As a full-time intern, Jiwei spent a lot of time in the BioRobotics Lab. Jiwei said, “This lab is amazing! People are all really professional on their projects and are always willing to help. Many many thanks to Dr. Chizeck’s patience and help! This is my best summer research experience and I’m looking forward to work with all of you in the future!”
The UW Today website posted an article today that covers our ongoing work into researching closed-loop and volitional deep brain stimulation (DBS) techniques. In particular it describes our usage of the Medtronic Activa PC+S Deep Brain Stimulator as a research platform for use with Essential Tremor patients. Check out the full article here
We Robot posted the papers to be discussed next week at upcoming conference at the University of Washington. The conference deals with various ethical and legal issues surrounding near-future technologies. The BioRobotics lab contributed two papers to the conference that refer to our ongoing work in teleoperation security and closed-loop DBS systems. We are really looking forward to seeing what discussions these papers generate!
Feel free to read the papers or watch the panel discussions from the conference which have been published online at the below links-

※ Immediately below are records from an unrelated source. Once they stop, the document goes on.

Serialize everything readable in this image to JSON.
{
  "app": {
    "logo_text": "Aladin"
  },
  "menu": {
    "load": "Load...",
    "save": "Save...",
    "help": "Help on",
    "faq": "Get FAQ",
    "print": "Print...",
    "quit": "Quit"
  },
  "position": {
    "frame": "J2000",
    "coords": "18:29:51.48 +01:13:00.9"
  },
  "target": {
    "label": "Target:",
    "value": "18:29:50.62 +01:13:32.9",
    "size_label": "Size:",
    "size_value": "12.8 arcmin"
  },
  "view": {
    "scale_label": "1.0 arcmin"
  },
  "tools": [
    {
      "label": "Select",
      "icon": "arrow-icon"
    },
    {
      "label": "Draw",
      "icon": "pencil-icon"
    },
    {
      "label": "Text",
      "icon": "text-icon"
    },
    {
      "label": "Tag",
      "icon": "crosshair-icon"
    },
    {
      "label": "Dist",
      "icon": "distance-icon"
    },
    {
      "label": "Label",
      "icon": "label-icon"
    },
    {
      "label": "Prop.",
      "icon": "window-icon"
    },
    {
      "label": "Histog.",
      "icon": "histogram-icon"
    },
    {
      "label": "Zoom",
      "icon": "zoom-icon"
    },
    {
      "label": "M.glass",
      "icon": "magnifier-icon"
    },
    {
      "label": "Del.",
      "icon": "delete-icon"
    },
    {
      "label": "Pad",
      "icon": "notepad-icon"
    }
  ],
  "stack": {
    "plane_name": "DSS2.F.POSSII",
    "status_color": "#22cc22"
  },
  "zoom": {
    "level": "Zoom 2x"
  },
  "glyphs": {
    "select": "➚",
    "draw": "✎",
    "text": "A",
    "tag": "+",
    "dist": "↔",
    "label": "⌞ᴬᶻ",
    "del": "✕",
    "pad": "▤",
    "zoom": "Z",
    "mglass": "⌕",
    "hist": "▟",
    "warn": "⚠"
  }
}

Last week, BRL researchers Jeffrey Herron, Maggie Thompson, Brady Houston, and Prof. Howard Chizeck attended the third annual DBS Think Tank in Orlando, Florida. Our collaborator Dr. Andrew Ko from the UW Medical Center also joined us in this trip to discuss cutting edge research into improving DBS therapy. Howard Chizeck presented our ongoing work to build engineering tools to enable research into closed-loop and volitional control of DBS therapy. We aim to use these tools collaboratively to accelerate development of advanced DBS systems across multiple institutions. Thank you to the organizers for putting together such a great event!